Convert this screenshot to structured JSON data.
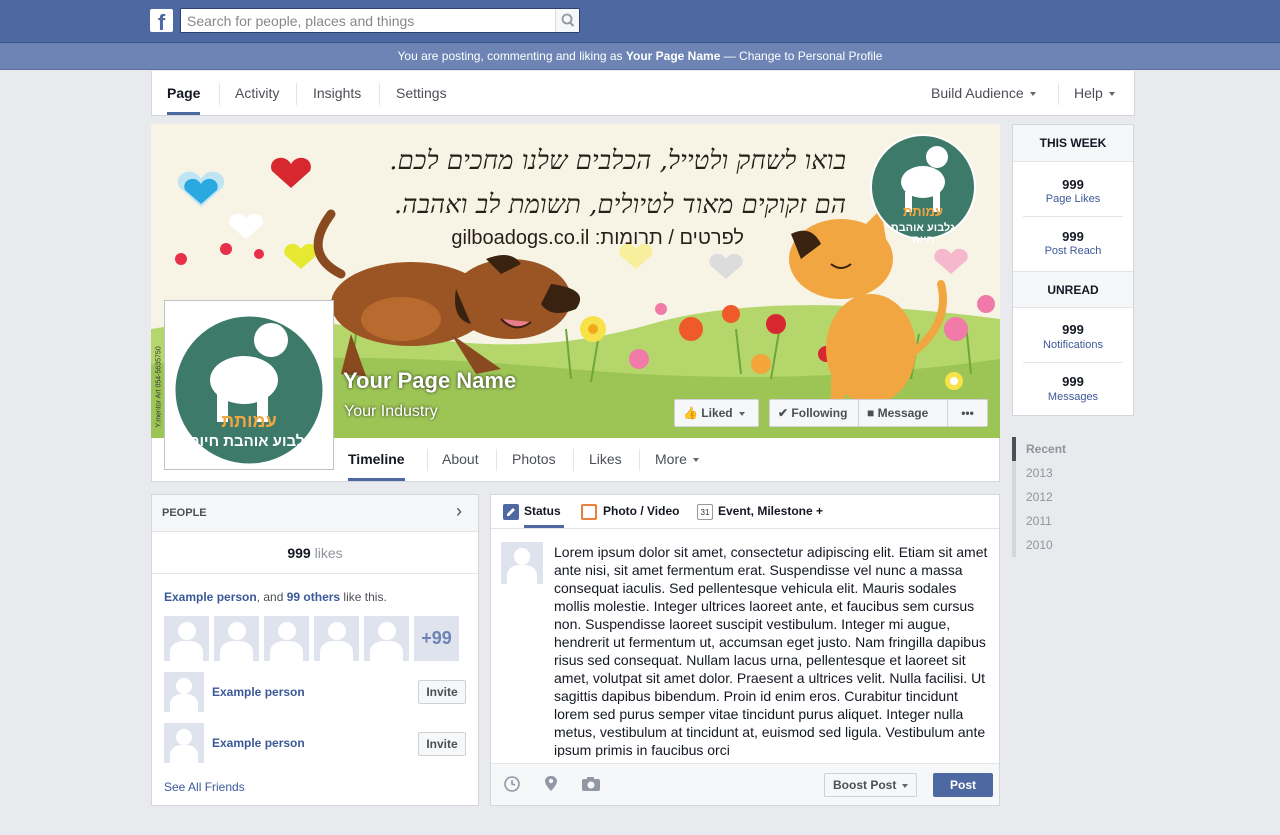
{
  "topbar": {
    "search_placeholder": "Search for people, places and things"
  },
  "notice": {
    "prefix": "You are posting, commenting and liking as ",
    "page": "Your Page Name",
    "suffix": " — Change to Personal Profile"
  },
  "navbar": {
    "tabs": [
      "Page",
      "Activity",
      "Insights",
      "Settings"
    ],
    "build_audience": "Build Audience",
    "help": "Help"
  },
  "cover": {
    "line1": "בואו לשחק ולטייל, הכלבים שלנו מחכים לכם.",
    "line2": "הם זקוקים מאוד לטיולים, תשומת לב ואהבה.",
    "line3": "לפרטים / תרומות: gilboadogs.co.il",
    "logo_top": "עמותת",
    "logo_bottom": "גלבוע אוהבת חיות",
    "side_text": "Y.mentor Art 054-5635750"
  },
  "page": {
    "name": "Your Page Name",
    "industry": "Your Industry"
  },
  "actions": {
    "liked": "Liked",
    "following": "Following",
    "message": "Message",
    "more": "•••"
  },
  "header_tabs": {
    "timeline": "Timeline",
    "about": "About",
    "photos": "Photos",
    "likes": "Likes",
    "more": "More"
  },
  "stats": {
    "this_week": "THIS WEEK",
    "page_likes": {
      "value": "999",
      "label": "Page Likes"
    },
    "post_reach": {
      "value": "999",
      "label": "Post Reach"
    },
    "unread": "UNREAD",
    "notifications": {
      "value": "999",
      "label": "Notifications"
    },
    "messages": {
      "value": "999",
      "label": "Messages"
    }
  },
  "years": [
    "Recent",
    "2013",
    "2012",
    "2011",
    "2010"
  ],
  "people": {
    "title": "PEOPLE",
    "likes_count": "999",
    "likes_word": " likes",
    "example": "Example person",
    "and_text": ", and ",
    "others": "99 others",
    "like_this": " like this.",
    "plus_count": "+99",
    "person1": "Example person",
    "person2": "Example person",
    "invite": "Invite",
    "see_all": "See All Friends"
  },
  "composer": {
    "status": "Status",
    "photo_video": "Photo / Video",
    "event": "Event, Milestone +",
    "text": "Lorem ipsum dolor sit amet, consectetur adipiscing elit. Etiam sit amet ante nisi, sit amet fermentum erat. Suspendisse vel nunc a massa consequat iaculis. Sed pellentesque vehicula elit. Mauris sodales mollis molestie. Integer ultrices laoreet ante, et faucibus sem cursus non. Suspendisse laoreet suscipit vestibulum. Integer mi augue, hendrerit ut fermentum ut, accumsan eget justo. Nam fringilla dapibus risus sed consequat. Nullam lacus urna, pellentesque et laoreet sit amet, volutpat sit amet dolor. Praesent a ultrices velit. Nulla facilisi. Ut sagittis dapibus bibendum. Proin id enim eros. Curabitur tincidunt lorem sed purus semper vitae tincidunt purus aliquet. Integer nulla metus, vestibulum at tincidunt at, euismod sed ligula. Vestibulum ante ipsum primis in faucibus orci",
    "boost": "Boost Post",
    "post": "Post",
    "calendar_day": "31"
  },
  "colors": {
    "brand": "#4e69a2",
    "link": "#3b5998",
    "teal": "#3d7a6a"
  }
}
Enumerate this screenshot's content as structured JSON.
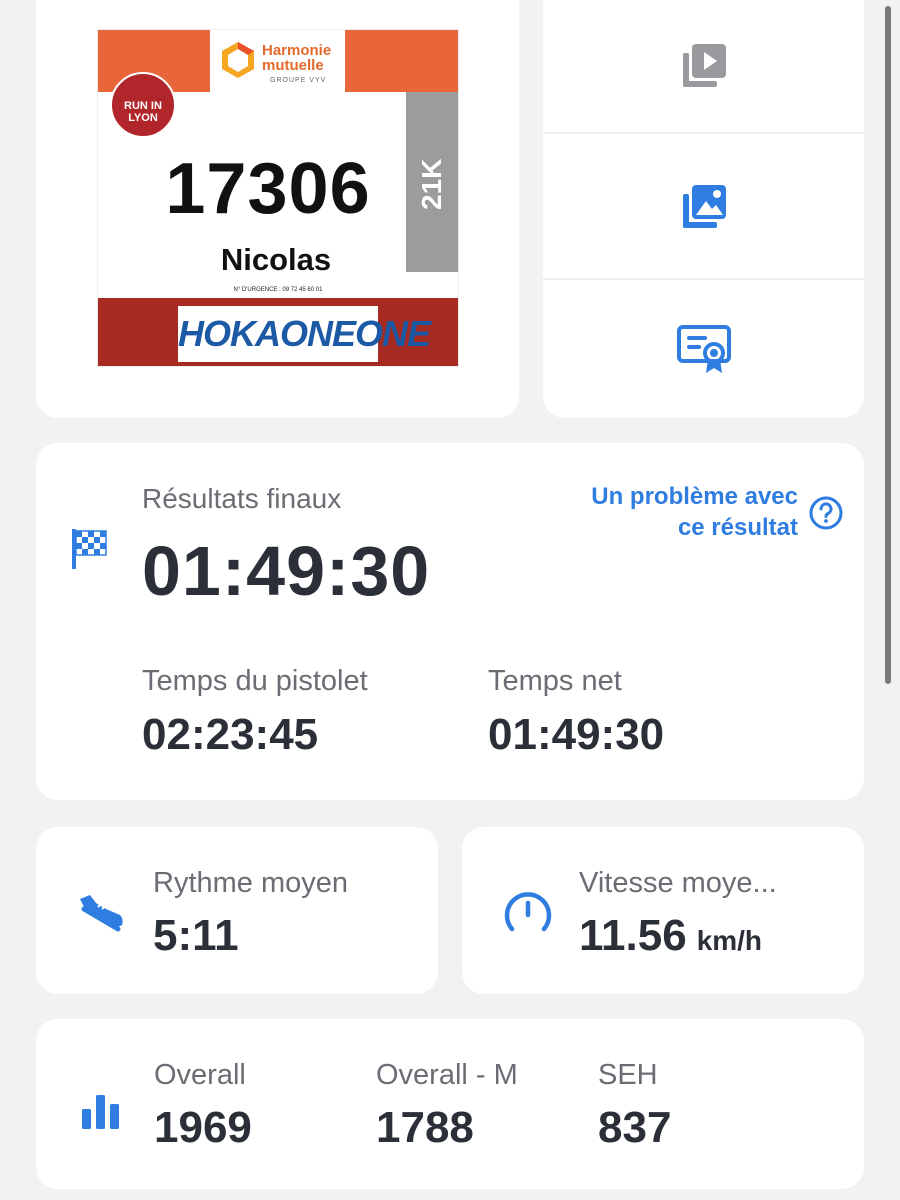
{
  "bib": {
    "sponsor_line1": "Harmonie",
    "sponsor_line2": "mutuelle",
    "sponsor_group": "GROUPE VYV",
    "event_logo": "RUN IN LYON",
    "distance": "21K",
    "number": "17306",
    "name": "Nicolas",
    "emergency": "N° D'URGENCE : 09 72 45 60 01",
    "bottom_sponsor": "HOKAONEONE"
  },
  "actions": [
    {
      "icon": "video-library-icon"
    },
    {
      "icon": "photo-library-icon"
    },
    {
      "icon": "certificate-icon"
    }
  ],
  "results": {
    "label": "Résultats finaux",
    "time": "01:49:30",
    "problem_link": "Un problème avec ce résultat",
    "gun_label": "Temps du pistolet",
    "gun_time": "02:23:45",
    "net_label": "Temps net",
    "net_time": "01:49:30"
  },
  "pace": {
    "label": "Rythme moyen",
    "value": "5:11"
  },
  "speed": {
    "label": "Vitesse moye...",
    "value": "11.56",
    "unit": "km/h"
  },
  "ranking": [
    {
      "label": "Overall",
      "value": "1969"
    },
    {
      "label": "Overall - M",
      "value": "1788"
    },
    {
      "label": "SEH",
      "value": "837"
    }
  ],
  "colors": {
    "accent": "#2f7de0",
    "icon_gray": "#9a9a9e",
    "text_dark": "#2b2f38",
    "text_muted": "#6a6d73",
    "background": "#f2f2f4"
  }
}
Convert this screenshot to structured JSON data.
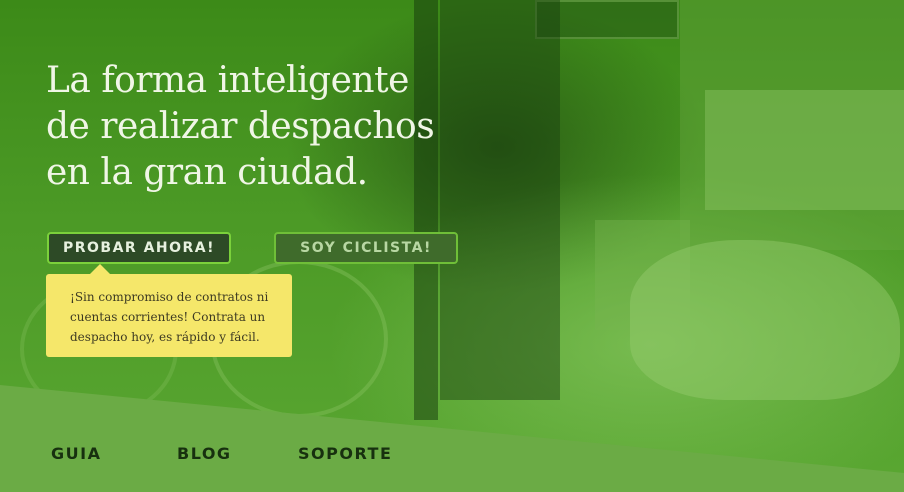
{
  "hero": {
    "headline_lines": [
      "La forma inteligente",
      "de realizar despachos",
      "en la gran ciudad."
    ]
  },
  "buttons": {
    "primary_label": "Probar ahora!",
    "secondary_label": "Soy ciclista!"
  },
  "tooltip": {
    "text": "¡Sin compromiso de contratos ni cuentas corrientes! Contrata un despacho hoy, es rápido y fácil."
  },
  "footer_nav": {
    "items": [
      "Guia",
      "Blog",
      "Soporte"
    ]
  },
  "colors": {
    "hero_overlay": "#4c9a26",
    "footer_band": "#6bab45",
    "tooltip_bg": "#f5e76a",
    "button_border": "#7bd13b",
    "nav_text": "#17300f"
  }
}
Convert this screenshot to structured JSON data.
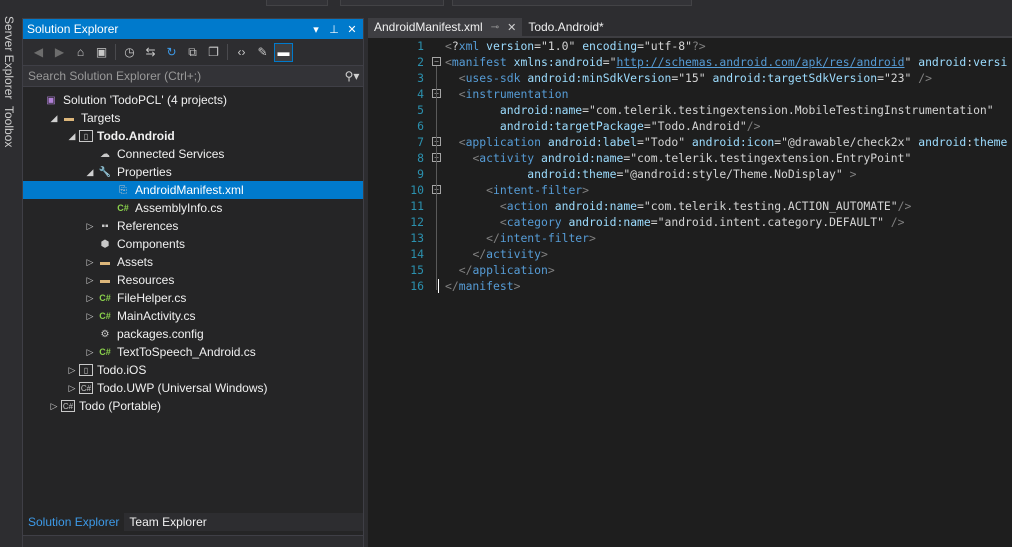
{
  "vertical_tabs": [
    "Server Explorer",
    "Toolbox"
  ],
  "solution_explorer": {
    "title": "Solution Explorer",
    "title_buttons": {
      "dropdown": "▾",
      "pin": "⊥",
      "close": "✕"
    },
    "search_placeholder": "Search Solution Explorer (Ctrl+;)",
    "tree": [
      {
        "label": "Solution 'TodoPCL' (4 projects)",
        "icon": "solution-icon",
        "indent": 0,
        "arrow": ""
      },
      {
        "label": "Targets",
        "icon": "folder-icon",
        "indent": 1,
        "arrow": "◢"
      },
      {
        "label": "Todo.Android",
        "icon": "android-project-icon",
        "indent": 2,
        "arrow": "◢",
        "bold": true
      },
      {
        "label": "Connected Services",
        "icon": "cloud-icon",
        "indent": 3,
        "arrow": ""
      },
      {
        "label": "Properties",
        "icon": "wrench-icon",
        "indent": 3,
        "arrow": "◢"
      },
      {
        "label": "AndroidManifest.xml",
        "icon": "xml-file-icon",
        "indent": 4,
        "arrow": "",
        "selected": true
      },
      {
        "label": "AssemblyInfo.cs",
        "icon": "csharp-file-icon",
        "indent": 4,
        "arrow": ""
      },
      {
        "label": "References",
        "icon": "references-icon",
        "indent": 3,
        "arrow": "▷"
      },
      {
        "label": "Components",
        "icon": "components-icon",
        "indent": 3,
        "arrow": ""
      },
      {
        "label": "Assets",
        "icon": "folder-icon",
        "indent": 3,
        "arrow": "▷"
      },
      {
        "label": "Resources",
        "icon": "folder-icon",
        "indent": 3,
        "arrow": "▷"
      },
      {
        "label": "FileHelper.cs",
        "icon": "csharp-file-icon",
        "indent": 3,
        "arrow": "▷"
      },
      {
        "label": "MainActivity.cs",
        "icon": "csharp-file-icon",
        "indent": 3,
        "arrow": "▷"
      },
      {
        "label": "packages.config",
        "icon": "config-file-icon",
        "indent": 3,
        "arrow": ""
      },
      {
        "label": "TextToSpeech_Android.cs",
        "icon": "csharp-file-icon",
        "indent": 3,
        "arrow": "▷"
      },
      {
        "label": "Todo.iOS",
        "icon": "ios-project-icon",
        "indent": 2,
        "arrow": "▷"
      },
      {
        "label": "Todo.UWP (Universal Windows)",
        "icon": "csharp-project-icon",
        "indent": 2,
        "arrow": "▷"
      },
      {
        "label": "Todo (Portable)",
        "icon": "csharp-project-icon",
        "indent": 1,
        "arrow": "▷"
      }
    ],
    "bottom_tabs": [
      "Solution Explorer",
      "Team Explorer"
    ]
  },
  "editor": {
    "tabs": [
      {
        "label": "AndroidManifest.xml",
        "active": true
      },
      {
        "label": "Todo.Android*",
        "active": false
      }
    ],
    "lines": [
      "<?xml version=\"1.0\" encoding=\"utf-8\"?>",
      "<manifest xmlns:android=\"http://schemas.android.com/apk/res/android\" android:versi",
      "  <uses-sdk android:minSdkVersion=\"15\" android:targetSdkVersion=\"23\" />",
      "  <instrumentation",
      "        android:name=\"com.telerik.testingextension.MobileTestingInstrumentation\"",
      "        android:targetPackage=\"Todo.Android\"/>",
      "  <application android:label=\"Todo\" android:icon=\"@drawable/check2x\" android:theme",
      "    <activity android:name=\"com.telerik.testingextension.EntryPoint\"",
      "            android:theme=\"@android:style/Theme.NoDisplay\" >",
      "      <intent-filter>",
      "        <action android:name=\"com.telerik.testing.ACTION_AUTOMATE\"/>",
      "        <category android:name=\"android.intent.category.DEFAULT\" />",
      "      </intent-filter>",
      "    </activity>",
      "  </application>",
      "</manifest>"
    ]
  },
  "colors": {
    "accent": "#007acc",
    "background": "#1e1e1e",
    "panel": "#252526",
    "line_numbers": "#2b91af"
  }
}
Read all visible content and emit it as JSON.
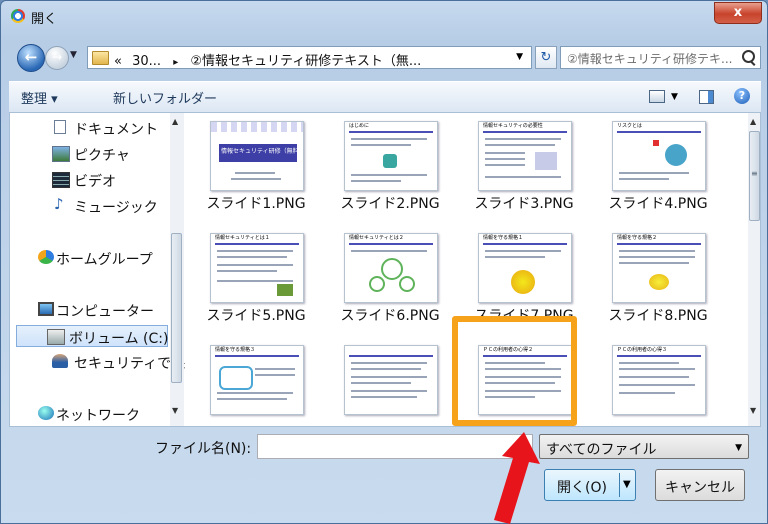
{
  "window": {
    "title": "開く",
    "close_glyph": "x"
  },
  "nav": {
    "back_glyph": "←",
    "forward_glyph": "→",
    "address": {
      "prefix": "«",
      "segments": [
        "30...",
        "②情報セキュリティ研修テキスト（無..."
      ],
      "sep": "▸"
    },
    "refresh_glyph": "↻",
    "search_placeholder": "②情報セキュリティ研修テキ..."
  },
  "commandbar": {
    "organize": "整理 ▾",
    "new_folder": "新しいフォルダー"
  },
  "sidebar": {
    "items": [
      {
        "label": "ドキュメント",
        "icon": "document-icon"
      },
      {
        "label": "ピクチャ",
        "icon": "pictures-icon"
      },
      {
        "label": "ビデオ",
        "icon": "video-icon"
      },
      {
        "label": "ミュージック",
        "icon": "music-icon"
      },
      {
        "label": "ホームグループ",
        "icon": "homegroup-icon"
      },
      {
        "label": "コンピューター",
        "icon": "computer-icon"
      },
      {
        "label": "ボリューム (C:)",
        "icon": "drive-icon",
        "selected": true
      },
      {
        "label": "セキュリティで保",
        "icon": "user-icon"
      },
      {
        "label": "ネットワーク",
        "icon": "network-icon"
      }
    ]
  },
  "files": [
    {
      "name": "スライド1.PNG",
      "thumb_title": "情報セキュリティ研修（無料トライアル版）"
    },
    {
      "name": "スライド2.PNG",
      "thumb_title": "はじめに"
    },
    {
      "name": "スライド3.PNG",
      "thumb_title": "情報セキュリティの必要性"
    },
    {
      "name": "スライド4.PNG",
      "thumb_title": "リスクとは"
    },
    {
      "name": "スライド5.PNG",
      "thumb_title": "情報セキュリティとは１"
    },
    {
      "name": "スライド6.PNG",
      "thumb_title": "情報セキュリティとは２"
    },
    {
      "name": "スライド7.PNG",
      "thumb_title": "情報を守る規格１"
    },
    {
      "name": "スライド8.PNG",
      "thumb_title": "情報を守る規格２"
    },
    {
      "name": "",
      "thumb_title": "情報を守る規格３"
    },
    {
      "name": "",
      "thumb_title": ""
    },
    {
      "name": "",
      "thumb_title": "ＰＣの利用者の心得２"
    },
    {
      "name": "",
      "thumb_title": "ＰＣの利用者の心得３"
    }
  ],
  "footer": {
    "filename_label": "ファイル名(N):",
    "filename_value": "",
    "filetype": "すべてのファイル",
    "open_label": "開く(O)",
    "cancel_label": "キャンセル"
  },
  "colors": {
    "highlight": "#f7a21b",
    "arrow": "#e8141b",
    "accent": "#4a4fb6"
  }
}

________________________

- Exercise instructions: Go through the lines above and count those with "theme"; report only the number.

- Written solution: 2